5. Zach Kittley to Texas Tech — A little more under the radar than some of the other hires, Kittley’s rapid rise over the past few seasons is nothing short of remarkable, and he will bring his modern air-raid attack to Texas Tech. The Lubbock native has spent the last two seasons installing his offense first at FCS Houston Baptist and then at Western Kentucky, and with massive success. This past season, Bailey Zappe (who moved from HBU to WKU with Kittley) led the nation in passing yards with 5,545 – more than 1,000 yards more than the No. 2 player on the list – as well as touchdowns with 56 (13 more than the No. 2 player). Expect to see some huge numbers once again for the Red Raiders’ offense.
Not Texas Tech related, but did not know that Pitt’s offensive coordinator, Mark Whipple, flipped to Nebraska
Dallas Morning News’ Ryan Mainville has a really nice article about how McGuire is trying to mix both old and new in his coaching hires.
Arguably the most depleted part of the Texas Tech roster over the years has been in the trenches. McGuire clearly sees that and is trying to limit the damages. The Red Raiders have hired Stephen Hamby away from Western Kentucky as their offensive line coach. Hamby turned the Hilltoppers into one of the best pass blocking teams in the country over the last two years; something he’ll need to replicate once again under Kittley.

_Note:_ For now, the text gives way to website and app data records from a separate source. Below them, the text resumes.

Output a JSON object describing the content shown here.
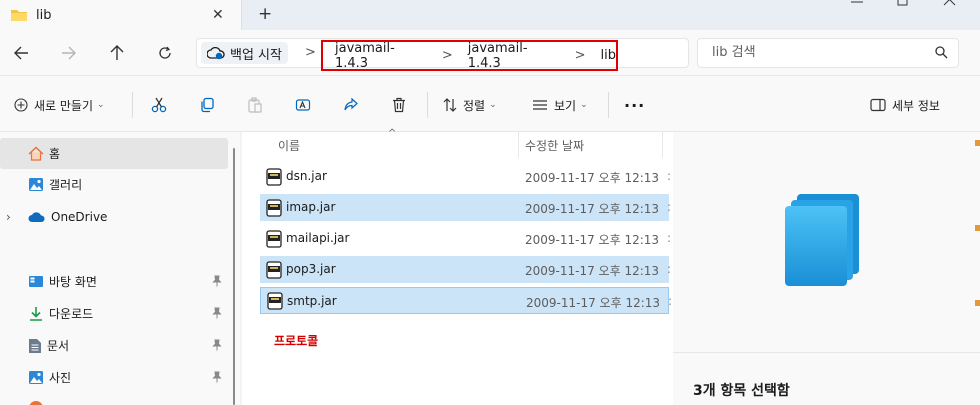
{
  "tab": {
    "title": "lib",
    "close_symbol": "✕",
    "new_tab_symbol": "+"
  },
  "address": {
    "backup_label": "백업 시작",
    "breadcrumb": [
      "javamail-1.4.3",
      "javamail-1.4.3",
      "lib"
    ],
    "separator": ">"
  },
  "search": {
    "placeholder": "lib 검색"
  },
  "commands": {
    "new_label": "새로 만들기",
    "sort_label": "정렬",
    "view_label": "보기",
    "more_label": "···",
    "details_label": "세부 정보"
  },
  "sidebar": {
    "items": [
      {
        "label": "홈",
        "icon": "home-icon"
      },
      {
        "label": "갤러리",
        "icon": "gallery-icon"
      },
      {
        "label": "OneDrive",
        "icon": "cloud-icon"
      },
      {
        "label": "바탕 화면",
        "icon": "desktop-icon"
      },
      {
        "label": "다운로드",
        "icon": "download-icon"
      },
      {
        "label": "문서",
        "icon": "document-icon"
      },
      {
        "label": "사진",
        "icon": "pictures-icon"
      }
    ]
  },
  "columns": {
    "name": "이름",
    "modified": "수정한 날짜"
  },
  "files": [
    {
      "name": "dsn.jar",
      "modified": "2009-11-17 오후 12:13",
      "selected": false
    },
    {
      "name": "imap.jar",
      "modified": "2009-11-17 오후 12:13",
      "selected": true
    },
    {
      "name": "mailapi.jar",
      "modified": "2009-11-17 오후 12:13",
      "selected": false
    },
    {
      "name": "pop3.jar",
      "modified": "2009-11-17 오후 12:13",
      "selected": true
    },
    {
      "name": "smtp.jar",
      "modified": "2009-11-17 오후 12:13",
      "selected": true
    }
  ],
  "annotation": "프로토콜",
  "preview": {
    "selection_text": "3개 항목 선택함"
  },
  "colors": {
    "accent": "#0067c0",
    "selection": "#cce4f7",
    "highlight_box": "#e00000",
    "annotation": "#d40000"
  }
}
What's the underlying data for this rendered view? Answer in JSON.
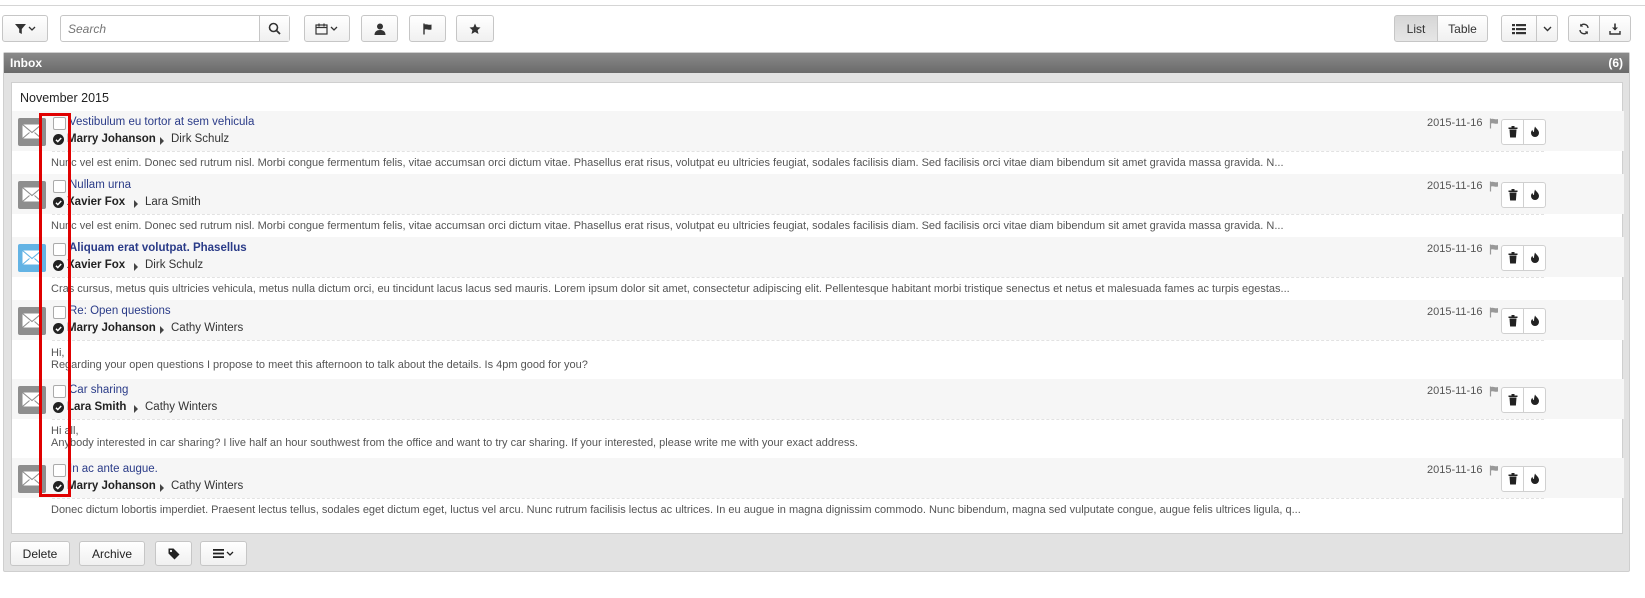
{
  "toolbar": {
    "search_placeholder": "Search",
    "view_list": "List",
    "view_table": "Table"
  },
  "inbox": {
    "title": "Inbox",
    "count": "(6)",
    "month": "November 2015"
  },
  "mails": [
    {
      "subject": "Vestibulum eu tortor at sem vehicula",
      "from": "Marry Johanson",
      "to": "Dirk Schulz",
      "date": "2015-11-16",
      "unread": false,
      "preview": [
        "Nunc vel est enim. Donec sed rutrum nisl. Morbi congue fermentum felis, vitae accumsan orci dictum vitae. Phasellus erat risus, volutpat eu ultricies feugiat, sodales facilisis diam. Sed facilisis orci vitae diam bibendum sit amet gravida massa gravida. N..."
      ]
    },
    {
      "subject": "Nullam urna",
      "from": "Xavier Fox",
      "to": "Lara Smith",
      "date": "2015-11-16",
      "unread": false,
      "preview": [
        "Nunc vel est enim. Donec sed rutrum nisl. Morbi congue fermentum felis, vitae accumsan orci dictum vitae. Phasellus erat risus, volutpat eu ultricies feugiat, sodales facilisis diam. Sed facilisis orci vitae diam bibendum sit amet gravida massa gravida. N..."
      ]
    },
    {
      "subject": "Aliquam erat volutpat. Phasellus",
      "from": "Xavier Fox",
      "to": "Dirk Schulz",
      "date": "2015-11-16",
      "unread": true,
      "preview": [
        "Cras cursus, metus quis ultricies vehicula, metus nulla dictum orci, eu tincidunt lacus lacus sed mauris. Lorem ipsum dolor sit amet, consectetur adipiscing elit. Pellentesque habitant morbi tristique senectus et netus et malesuada fames ac turpis egestas..."
      ]
    },
    {
      "subject": "Re: Open questions",
      "from": "Marry Johanson",
      "to": "Cathy Winters",
      "date": "2015-11-16",
      "unread": false,
      "preview": [
        "Hi,",
        "Regarding your open questions I propose to meet this afternoon to talk about the details. Is 4pm good for you?"
      ]
    },
    {
      "subject": "Car sharing",
      "from": "Lara Smith",
      "to": "Cathy Winters",
      "date": "2015-11-16",
      "unread": false,
      "preview": [
        "Hi all,",
        "Anybody interested in car sharing? I live half an hour southwest from the office and want to try car sharing. If your interested, please write me with your exact address."
      ]
    },
    {
      "subject": "In ac ante augue.",
      "from": "Marry Johanson",
      "to": "Cathy Winters",
      "date": "2015-11-16",
      "unread": false,
      "preview": [
        "Donec dictum lobortis imperdiet. Praesent lectus tellus, sodales eget dictum eget, luctus vel arcu. Nunc rutrum facilisis lectus ac ultrices. In eu augue in magna dignissim commodo. Nunc bibendum, magna sed vulputate congue, augue felis ultrices ligula, q..."
      ]
    }
  ],
  "footer": {
    "delete_label": "Delete",
    "archive_label": "Archive"
  },
  "icons": {
    "filter": "filter-icon",
    "search": "search-icon",
    "calendar": "calendar-icon",
    "person": "person-icon",
    "flag": "flag-icon",
    "star": "star-icon",
    "list": "list-icon",
    "refresh": "refresh-icon",
    "download": "download-icon",
    "envelope": "envelope-icon",
    "trash": "trash-icon",
    "fire": "fire-icon",
    "tag": "tag-icon",
    "menu": "menu-icon"
  },
  "colors": {
    "subject_link": "#2a3b88",
    "unread_envelope": "#63b3e4",
    "read_envelope": "#8e8e8e",
    "highlight_box": "#e00000"
  }
}
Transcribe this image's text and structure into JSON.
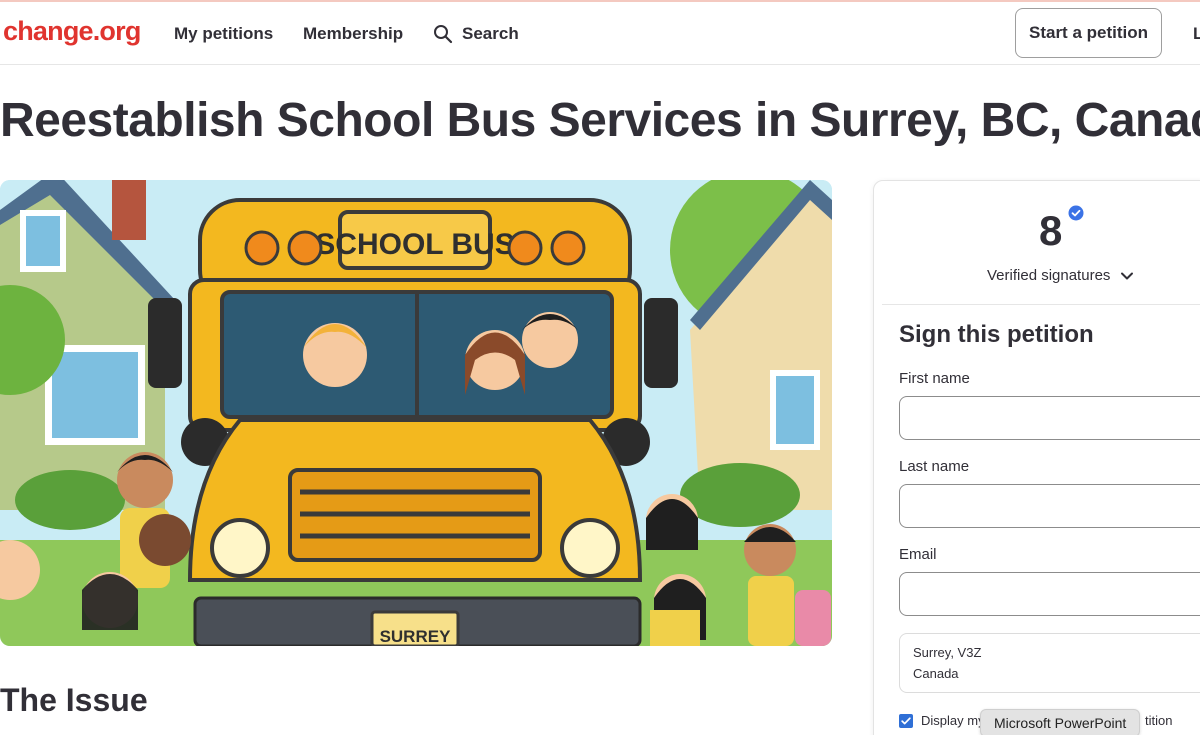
{
  "brand": {
    "logo": "change.org",
    "accent": "#e0342f"
  },
  "nav": {
    "my_petitions": "My petitions",
    "membership": "Membership",
    "search": "Search",
    "search_icon": "search-icon",
    "start_petition": "Start a petition",
    "cut_item": "L"
  },
  "petition": {
    "title": "Reestablish School Bus Services in Surrey, BC, Canada",
    "image": {
      "sign_text": "SCHOOL BUS",
      "plate_text": "SURREY"
    },
    "issue_heading": "The Issue"
  },
  "signatures": {
    "count": "8",
    "verified_label": "Verified signatures",
    "verified_icon": "verified-badge-icon",
    "accent": "#3b73e6"
  },
  "form": {
    "heading": "Sign this petition",
    "first_name_label": "First name",
    "first_name_value": "",
    "last_name_label": "Last name",
    "last_name_value": "",
    "email_label": "Email",
    "email_value": "",
    "location_line1": "Surrey, V3Z",
    "location_line2": "Canada",
    "consent_label_start": "Display my",
    "consent_label_end": "tition",
    "consent_checked": true
  },
  "os_tooltip": "Microsoft PowerPoint"
}
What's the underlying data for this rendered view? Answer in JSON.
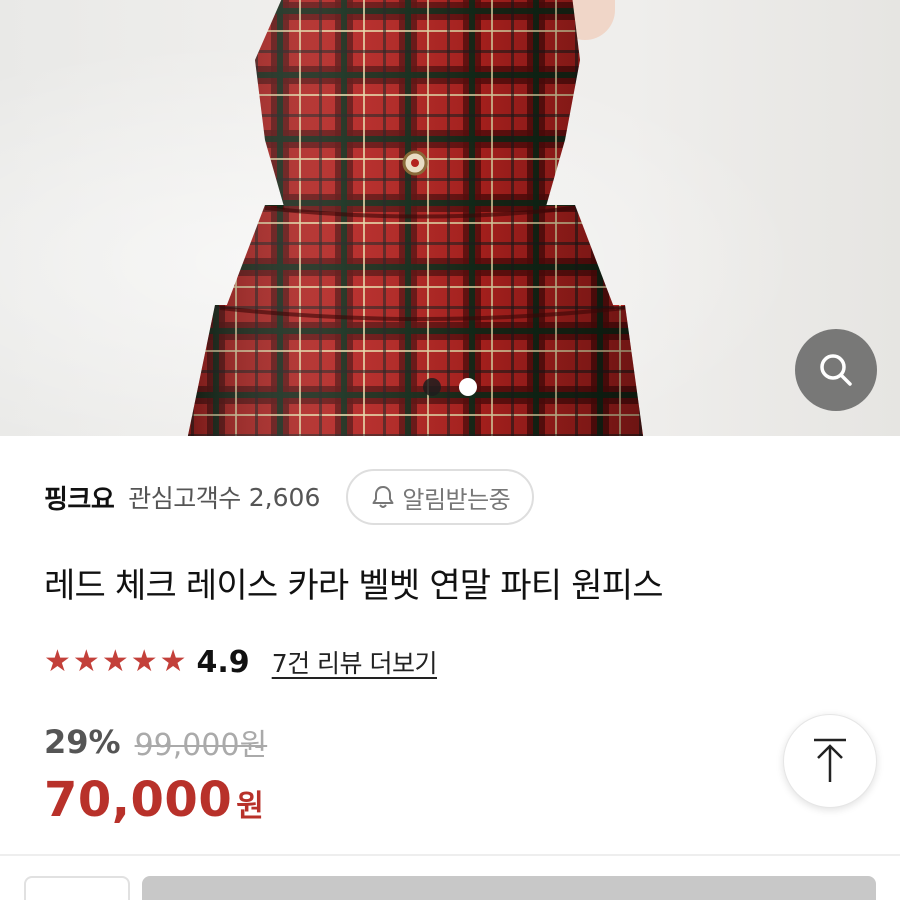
{
  "product_image": {
    "alt": "",
    "carousel": {
      "total": 2,
      "active_index": 1
    },
    "zoom_icon": "search-icon"
  },
  "store": {
    "name": "핑크요",
    "follower_label": "관심고객수",
    "follower_count": "2,606",
    "alarm_label": "알림받는중",
    "alarm_icon": "bell-icon"
  },
  "product": {
    "title": "레드 체크 레이스 카라 벨벳 연말 파티 원피스",
    "rating": "4.9",
    "star_count": 5,
    "star_color": "#c3403a",
    "review_link": "7건 리뷰 더보기"
  },
  "pricing": {
    "discount_rate": "29%",
    "original_price": "99,000원",
    "sale_price": "70,000",
    "sale_unit": "원",
    "sale_color": "#b8312a"
  },
  "scroll_top_icon": "arrow-up-icon"
}
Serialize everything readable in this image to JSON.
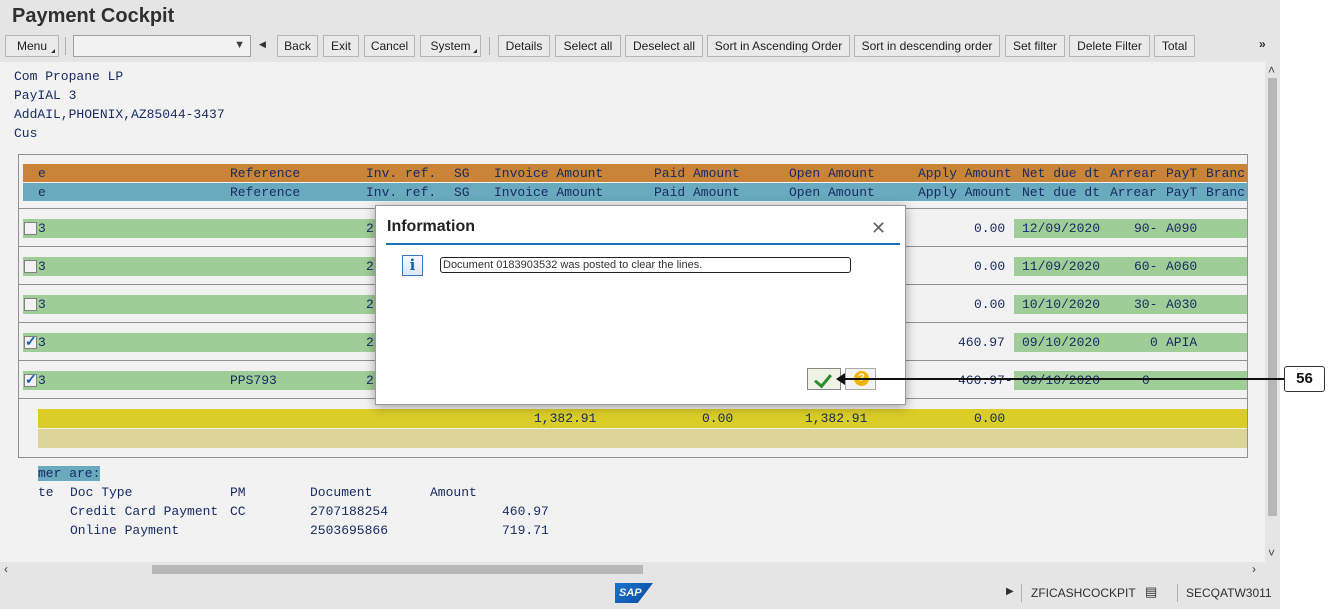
{
  "window": {
    "title": "Payment Cockpit"
  },
  "toolbar": {
    "menu_label": "Menu",
    "command_field_value": "",
    "back_label": "Back",
    "exit_label": "Exit",
    "cancel_label": "Cancel",
    "system_label": "System",
    "details_label": "Details",
    "select_all_label": "Select all",
    "deselect_all_label": "Deselect all",
    "sort_asc_label": "Sort in Ascending Order",
    "sort_desc_label": "Sort in descending order",
    "set_filter_label": "Set filter",
    "delete_filter_label": "Delete Filter",
    "total_label": "Total"
  },
  "customer": {
    "line1": "Com Propane LP",
    "line2": "PayIAL 3",
    "line3": "AddAIL,PHOENIX,AZ85044-3437",
    "line4": "Cus"
  },
  "grid": {
    "headers": [
      "e",
      "Reference",
      "Inv. ref.",
      "SG",
      "Invoice Amount",
      "Paid Amount",
      "Open Amount",
      "Apply Amount",
      "Net due dt",
      "Arrear",
      "PayT",
      "Branc"
    ],
    "rows": [
      {
        "checked": false,
        "c1": "3",
        "reference": "",
        "invref": "2",
        "apply": "0.00",
        "netdue": "12/09/2020",
        "arrear": "90-",
        "payt": "A090"
      },
      {
        "checked": false,
        "c1": "3",
        "reference": "",
        "invref": "2",
        "apply": "0.00",
        "netdue": "11/09/2020",
        "arrear": "60-",
        "payt": "A060"
      },
      {
        "checked": false,
        "c1": "3",
        "reference": "",
        "invref": "2",
        "apply": "0.00",
        "netdue": "10/10/2020",
        "arrear": "30-",
        "payt": "A030"
      },
      {
        "checked": true,
        "c1": "3",
        "reference": "",
        "invref": "2",
        "apply": "460.97",
        "netdue": "09/10/2020",
        "arrear": "0",
        "payt": "APIA"
      },
      {
        "checked": true,
        "c1": "3",
        "reference": "PPS793",
        "invref": "2",
        "apply": "460.97-",
        "netdue": "09/10/2020",
        "arrear": "0",
        "payt": ""
      }
    ],
    "totals": {
      "invoice": "1,382.91",
      "paid": "0.00",
      "open": "1,382.91",
      "apply": "0.00"
    }
  },
  "payments": {
    "heading": "mer are:",
    "col_te": "te",
    "col_doc_type": "Doc Type",
    "col_pm": "PM",
    "col_document": "Document",
    "col_amount": "Amount",
    "items": [
      {
        "doc_type": "Credit Card Payment",
        "pm": "CC",
        "document": "2707188254",
        "amount": "460.97"
      },
      {
        "doc_type": "Online Payment",
        "pm": "",
        "document": "2503695866",
        "amount": "719.71"
      }
    ]
  },
  "dialog": {
    "title": "Information",
    "message": "Document 0183903532 was posted to clear the lines."
  },
  "statusbar": {
    "logo": "SAP",
    "transaction": "ZFICASHCOCKPIT",
    "system": "SECQATW3011"
  },
  "callout": {
    "label": "56"
  },
  "colors": {
    "header_orange": "#d48c3c",
    "header_blue": "#6fb4c9",
    "row_green": "#a8d8a0",
    "total_yellow": "#e6d82a",
    "accent_blue": "#1a73b8"
  }
}
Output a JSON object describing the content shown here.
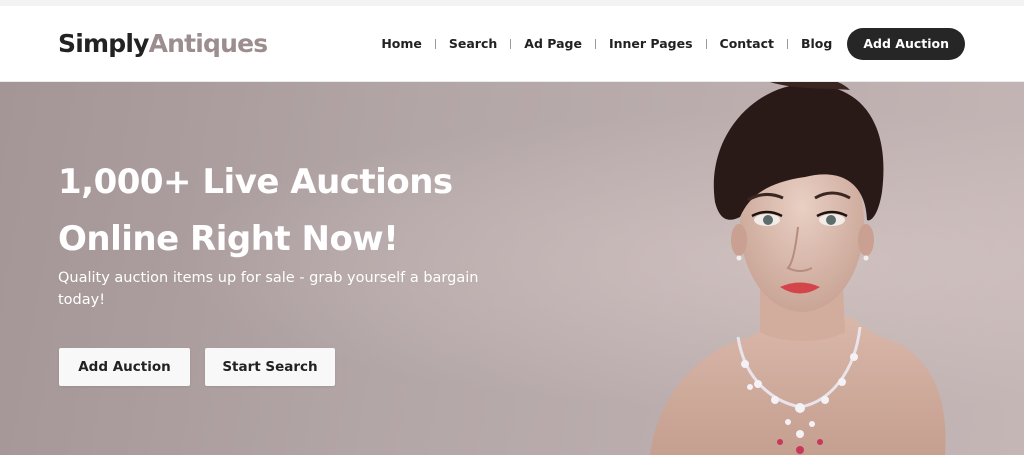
{
  "brand": {
    "part1": "Simply",
    "part2": "Antiques"
  },
  "nav": {
    "items": [
      "Home",
      "Search",
      "Ad Page",
      "Inner Pages",
      "Contact",
      "Blog"
    ],
    "cta": "Add Auction"
  },
  "hero": {
    "title_line1": "1,000+ Live Auctions",
    "title_line2": "Online Right Now!",
    "subtitle": "Quality auction items up for sale - grab yourself a bargain today!",
    "buttons": {
      "add": "Add Auction",
      "search": "Start Search"
    }
  },
  "colors": {
    "brand_dark": "#222222",
    "brand_accent": "#9c8d8e",
    "cta_bg": "#262626",
    "hero_bg": "#b3a6a6"
  }
}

On the defensive line, Zarnell Fitch steps in to try and fix arguably the weakest part of the roster. The Red Raiders gave opposing quarterbacks enough time to make a sandwich in the pocket this season, but Fitch’s pass rushers have been the complete opposite of that. In six seasons at TCU, the Horned Frogs totaled 183 sacks under Fitch.